I remember years ago my former husband, who had grown up in high mountain desert, comment that he thought the landscape in the Midwest was boring, because everything was green. To me, that is like saying that the sky is the same color as the ocean. Yes, the leaves are green, but the maples differ from the oaks from the hickories from the firs, each reflecting light a bit differently. Perhaps it is their underlying colors, the ones you see only in Autumn, that vary the green. Doesn’t matter, though, how the color wheel of nature combines it all; it is beautiful.

Lovely Leaves

>And then the sun shone warm upon the sands
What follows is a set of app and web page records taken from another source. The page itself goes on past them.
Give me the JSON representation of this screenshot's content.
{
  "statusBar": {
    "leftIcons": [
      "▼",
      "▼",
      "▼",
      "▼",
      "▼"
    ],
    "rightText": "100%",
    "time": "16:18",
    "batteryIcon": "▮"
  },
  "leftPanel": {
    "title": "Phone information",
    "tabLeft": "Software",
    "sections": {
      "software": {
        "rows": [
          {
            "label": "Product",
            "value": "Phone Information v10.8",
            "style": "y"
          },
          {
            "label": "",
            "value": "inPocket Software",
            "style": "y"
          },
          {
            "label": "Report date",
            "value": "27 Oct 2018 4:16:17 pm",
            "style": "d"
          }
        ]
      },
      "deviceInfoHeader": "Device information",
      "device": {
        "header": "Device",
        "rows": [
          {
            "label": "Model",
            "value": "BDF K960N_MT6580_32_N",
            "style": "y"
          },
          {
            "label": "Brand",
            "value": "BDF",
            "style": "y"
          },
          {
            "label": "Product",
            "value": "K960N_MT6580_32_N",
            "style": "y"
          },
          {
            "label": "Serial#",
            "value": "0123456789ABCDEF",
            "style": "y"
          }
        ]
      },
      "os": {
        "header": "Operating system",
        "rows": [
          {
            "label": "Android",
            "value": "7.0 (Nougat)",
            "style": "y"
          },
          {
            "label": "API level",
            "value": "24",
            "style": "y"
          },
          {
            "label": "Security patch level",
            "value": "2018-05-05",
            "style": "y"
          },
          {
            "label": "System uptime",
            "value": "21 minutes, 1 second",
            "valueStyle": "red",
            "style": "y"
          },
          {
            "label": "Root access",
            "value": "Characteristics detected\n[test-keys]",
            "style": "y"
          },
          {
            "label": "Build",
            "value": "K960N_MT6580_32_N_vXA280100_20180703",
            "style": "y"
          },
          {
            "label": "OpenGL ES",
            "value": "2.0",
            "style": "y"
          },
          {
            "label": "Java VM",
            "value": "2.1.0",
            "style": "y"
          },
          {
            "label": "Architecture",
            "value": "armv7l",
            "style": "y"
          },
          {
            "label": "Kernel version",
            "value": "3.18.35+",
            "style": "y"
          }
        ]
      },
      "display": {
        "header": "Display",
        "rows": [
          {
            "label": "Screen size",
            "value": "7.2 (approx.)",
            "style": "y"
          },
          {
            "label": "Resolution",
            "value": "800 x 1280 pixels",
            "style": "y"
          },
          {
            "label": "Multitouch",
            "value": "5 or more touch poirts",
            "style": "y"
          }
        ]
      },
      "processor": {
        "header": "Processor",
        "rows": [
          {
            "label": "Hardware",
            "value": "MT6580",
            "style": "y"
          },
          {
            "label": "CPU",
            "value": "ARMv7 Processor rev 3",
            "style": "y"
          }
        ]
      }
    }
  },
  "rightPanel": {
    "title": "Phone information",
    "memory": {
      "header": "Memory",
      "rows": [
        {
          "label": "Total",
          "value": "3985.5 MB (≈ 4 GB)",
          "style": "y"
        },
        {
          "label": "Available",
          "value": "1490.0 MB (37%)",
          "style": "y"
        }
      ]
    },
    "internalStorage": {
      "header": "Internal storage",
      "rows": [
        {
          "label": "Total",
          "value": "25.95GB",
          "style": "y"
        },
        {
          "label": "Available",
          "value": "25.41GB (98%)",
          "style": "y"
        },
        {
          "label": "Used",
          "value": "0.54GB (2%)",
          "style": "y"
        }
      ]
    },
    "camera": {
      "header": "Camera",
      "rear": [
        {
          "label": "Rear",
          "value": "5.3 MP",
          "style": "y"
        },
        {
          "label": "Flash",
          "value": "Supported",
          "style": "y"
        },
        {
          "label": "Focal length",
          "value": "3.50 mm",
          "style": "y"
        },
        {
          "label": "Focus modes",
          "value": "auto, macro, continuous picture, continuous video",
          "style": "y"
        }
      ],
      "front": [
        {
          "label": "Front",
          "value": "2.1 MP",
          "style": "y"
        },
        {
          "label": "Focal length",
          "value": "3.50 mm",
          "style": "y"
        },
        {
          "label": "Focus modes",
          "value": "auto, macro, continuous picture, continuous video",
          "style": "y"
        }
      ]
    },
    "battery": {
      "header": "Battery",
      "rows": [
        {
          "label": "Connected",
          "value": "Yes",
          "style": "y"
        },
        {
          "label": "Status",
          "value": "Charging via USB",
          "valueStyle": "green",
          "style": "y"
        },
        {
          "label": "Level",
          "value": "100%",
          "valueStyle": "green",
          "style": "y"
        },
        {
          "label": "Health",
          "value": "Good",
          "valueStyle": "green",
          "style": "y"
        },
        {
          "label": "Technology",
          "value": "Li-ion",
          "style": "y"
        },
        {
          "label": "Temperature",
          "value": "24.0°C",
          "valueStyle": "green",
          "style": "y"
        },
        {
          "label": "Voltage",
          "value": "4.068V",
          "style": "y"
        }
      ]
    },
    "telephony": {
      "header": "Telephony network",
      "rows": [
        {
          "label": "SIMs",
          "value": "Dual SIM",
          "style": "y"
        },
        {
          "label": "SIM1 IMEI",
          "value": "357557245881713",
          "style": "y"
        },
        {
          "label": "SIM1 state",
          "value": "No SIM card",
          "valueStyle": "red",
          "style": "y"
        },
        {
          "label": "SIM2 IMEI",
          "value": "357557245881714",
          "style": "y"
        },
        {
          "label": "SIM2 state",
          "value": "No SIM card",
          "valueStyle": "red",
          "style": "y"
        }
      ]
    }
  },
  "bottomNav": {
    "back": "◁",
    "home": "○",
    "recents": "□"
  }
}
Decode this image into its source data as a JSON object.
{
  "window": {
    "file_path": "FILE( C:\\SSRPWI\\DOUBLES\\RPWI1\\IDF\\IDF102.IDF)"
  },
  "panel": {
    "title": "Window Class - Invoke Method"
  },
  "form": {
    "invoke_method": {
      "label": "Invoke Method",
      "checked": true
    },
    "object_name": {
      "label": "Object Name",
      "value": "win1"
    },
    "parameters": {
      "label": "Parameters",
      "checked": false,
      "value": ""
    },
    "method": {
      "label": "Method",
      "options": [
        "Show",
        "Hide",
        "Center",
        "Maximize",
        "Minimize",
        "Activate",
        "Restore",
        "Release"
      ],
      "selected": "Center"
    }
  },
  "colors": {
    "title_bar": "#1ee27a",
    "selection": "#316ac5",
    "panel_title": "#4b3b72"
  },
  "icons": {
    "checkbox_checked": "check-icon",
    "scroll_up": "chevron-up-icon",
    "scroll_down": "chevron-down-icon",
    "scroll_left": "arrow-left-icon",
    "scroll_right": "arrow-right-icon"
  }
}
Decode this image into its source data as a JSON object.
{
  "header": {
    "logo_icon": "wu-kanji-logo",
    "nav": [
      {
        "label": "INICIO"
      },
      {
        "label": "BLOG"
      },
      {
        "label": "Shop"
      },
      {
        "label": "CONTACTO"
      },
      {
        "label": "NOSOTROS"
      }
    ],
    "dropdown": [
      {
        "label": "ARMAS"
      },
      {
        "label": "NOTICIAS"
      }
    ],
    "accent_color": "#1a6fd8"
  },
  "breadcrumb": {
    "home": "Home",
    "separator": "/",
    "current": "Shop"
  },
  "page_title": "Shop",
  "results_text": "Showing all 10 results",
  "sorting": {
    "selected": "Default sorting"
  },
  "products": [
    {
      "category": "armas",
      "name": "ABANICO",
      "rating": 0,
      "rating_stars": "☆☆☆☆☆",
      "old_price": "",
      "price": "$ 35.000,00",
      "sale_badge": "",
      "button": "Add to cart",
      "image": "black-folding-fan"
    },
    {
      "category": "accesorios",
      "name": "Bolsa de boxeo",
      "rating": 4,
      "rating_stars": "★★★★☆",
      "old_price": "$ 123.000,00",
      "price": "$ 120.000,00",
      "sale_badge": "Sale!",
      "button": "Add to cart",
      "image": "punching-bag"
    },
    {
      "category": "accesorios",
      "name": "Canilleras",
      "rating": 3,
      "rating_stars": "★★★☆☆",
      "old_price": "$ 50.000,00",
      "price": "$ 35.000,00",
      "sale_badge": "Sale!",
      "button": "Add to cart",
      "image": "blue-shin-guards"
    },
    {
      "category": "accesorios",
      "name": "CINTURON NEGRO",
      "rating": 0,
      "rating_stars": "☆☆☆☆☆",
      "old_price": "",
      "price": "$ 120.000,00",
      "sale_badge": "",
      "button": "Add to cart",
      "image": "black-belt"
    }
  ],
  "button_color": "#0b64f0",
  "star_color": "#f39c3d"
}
>As some of you may have surmised from the pictures I’ve posted recently, I’ve been at the shore since the beginning of the month.  And, as those of you who follow such things know, most of the country has been experiencing colder than normal temperatures.  As I stood in line at the airport a few weeks ago, I realized that I had not left my hat and scarf in the car.  It seemed such a silly thing to bring with me to Florida.   It hadn’t occurred to me that I might have to wear them, as I did last weekend when I was photographing birds at low tide.  Temperatures in the low 30’s are extremely rare in Southwest Florida, and while unpleasant for the vacationer or winter inhabitants, have caused serious issues for the growers whose crops cannot take sustained freezing temperatures.   There were even a few days when I shuddered as I looked at the sky and thought “snow sky”.   I didn’t see any flurries, although I heard a news report that some were seen about 30 miles south of where I am. 

Two days ago, it began to warm, although the mercury struggled to reach 60 degrees.   There were some sun-seekers who,  unwilling to be thwarted by capricious weather, decided to work on their tans.  The running joke has been where they are from:  Russia, Norway, Minnesota, Alaska, Siberia, North Dakota, Patagonia.  Even with the benefit of windbreaks constructed of beach towels and chaises, one must have a sturdy, winterized constitution to sit on a beach in a swimsuit at 55 degrees. 

Something is different today though.  It is in the 70’s.  There isn’t a cloud in the sky and air is still.  As I sit on my balcony reading, I inhale an intoxicating mix of cocoa butter, charcoal grills, beer, boat engines and the sea.  Yes, there is something about warmer weather to lift one’s spirit, as if the sun were capable of performing some sort of psychic photosynthesis on humans.   It is so much better to share the beach with the warmth of the sun, the salty smell of the sea, and the gleeful mix of surf, music, and child-like laughter as people gather to recreate.